“Tier-II and III cities offer feasibility in hiring talent at a much lower cost and retention is also comparatively higher. Though ready talent is not available in these areas, it is not difficult to train them in line with the requirements of the company. So, hiring will continue to grow in these areas...minimum 15-20 per cent higher than last year,” executive search firm GlobalHunt’s Managing Director Sunil Goel told PTI here.
He said hiring in tier-II and III cities provides a wider range of availability and decentralised approach, which suits the business continuity plan.
It also helps the company in managing a lower recurring cost in increments and physical infrastructure is also available at a much lesser cost as compared to the metros, he said.
Moreover, retention of employees is also becoming one of the major challenges in metro cities as high attrition inflicts a lot of recruitment, training and development cost on the companies, he said.
Industries like insurance and healthcare have also been following similar routes, he added.
Echoing similar views, another industry expert opined that the need for skilled professionals in tier-II and III cities has seen a significant surge to build the skill gap.
“India is a big market and also one of the most competitive in the domain with multiple players in the fray.
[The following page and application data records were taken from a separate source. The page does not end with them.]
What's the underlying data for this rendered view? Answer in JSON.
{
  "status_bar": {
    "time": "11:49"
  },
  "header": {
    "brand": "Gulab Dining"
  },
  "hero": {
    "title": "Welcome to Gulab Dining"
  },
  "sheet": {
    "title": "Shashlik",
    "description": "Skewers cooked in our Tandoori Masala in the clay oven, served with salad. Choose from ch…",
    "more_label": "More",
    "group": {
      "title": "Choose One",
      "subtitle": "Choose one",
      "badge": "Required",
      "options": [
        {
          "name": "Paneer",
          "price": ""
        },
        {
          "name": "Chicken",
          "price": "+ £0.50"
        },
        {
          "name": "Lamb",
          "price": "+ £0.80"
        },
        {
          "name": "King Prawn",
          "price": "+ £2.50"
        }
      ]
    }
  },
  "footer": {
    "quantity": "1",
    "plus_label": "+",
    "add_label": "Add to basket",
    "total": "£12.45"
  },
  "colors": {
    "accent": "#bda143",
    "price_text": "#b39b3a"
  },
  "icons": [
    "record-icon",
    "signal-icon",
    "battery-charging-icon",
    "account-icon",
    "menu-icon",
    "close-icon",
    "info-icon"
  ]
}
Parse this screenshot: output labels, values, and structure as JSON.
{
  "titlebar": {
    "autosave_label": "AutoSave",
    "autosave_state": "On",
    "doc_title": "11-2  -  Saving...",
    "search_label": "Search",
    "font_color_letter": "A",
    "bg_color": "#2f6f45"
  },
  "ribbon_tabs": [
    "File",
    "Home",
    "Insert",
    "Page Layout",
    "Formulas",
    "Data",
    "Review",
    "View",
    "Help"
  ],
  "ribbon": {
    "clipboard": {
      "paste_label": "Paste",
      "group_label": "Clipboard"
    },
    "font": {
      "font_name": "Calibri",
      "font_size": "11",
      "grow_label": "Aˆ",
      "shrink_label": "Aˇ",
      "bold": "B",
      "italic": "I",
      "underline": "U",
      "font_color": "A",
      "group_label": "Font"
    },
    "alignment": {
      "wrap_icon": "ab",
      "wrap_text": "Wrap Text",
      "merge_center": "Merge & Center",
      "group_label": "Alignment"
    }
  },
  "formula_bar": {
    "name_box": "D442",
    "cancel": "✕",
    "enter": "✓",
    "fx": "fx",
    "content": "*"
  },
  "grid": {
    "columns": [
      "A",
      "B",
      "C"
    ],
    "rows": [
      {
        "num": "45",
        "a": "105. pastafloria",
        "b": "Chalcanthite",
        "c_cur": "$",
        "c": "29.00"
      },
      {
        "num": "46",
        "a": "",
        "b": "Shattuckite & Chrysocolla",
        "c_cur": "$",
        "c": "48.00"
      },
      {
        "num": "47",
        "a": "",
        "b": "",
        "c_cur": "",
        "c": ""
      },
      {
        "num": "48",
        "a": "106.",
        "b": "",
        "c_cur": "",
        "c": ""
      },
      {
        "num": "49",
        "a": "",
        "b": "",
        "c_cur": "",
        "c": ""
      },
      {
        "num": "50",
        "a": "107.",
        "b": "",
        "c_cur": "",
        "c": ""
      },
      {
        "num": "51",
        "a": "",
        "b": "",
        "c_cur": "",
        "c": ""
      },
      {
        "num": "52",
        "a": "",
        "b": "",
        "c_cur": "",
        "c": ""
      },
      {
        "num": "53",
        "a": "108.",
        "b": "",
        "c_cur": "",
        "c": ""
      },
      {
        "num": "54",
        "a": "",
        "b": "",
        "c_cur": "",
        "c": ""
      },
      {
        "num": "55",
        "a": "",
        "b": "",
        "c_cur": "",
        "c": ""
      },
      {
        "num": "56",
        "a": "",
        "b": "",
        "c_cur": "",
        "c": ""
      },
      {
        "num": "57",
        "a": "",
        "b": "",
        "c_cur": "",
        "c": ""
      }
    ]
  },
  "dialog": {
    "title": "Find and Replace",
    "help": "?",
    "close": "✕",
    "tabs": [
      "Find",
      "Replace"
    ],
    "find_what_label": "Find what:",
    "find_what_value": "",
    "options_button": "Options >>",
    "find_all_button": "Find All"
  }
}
About 50-60 per cent of the subscribers come from non-metros, including tier-II and III cities and those are also one of the focused revenue markets for the companies,” he said.
Randstad India CEO Moorthy K Uppaluri said with the overheating of the urban market segment, telecom companies have been pro-actively building infrastructure in rural areas over the past few years to expand their subscriber base, widen distribution networks, boost profit margins and compete more effectively.
“Market estimates show that the share of rural subscribers has increased at an annual rate of 15-20 per cent over the past year. With these developments, we believe that the telecom sector is poised to grow in tier-II and III cities and expect hiring to go up by about 10 per cent this year and continue to gain momentum in future,” he said.
Given the challenge of skills gaps, he said most firms hold periodic and structured training to equip and update their workforce with the necessary skills that will help them perform their job efficiently.
“As business potential in the rural markets is growing, we are also witnessing a similar trend in the FMCG, banking, financial services and insurance (BFSI) industries, consumer durables, education and retail segments,” he added.